Turkish Delight (or Lokum) is a sweet, made with starch and powdered sugar. It is often flavored with rosewater or lemon.
It was Edmund Pevensie's favourite sweet, and a magical (enchanted) version of it was offered to him by The White Witch. Like all of her magical food, it was highly addictive, making those who ate it want more and more, thus making them easy for her to control.
With it, she was able to get information about Edmund's siblings from him, as well as learn about the Faun Tumnus who had helped Lucy escape, and easily trick him into betraying his family and attempt bringing them to her.
The Turkish Delight she had offered also made Edmund feel sick afterwards, quite possibly both from the effects of having eaten too much sugar, and/or because of the magical addictiveness of the Witch's food.
- Lokum is the original Turkish word for the sweet, which is derived from the Arabic words luqma(t), meaning morsel, and plural luqūm, meaning mouthful, used commonly in the Ottoman Turkish language.
- The sweet, as it is known today, was invented by Bekir Effendi, who moved from his hometown Kastamonu to Istanbul and opened his confectionery shop in 1776.
- Edmund Pevensie has often been compared to Judas Iscariot, the apostle who betrayed Jesus for thirty pieces of silver.
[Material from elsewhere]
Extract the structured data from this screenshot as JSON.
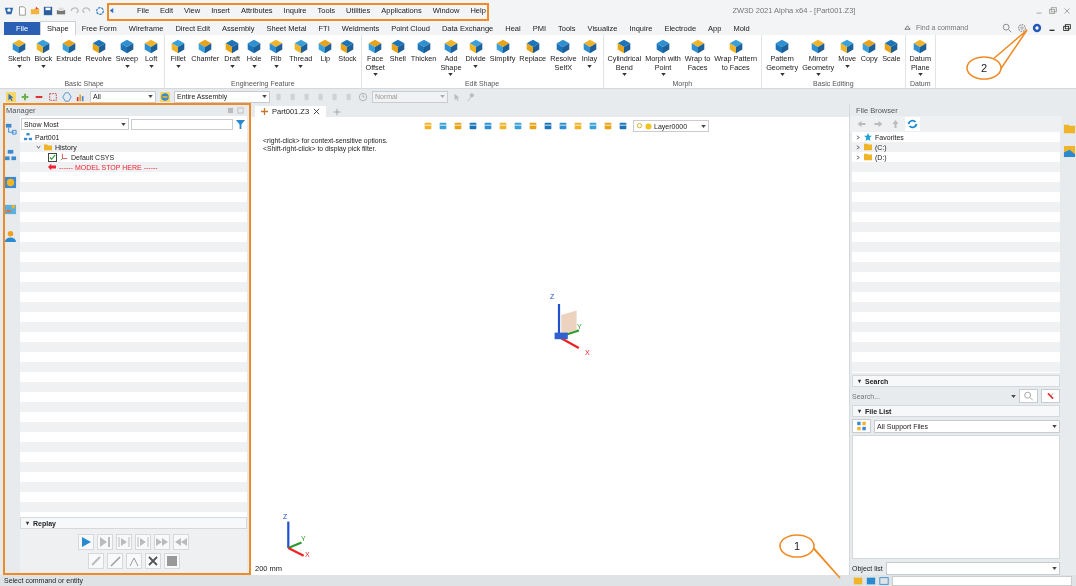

Turkish Delight figures prominently in this connection, as Edmund betrays Aslan, who represents Jesus, for thirty pieces of Turkish Delight.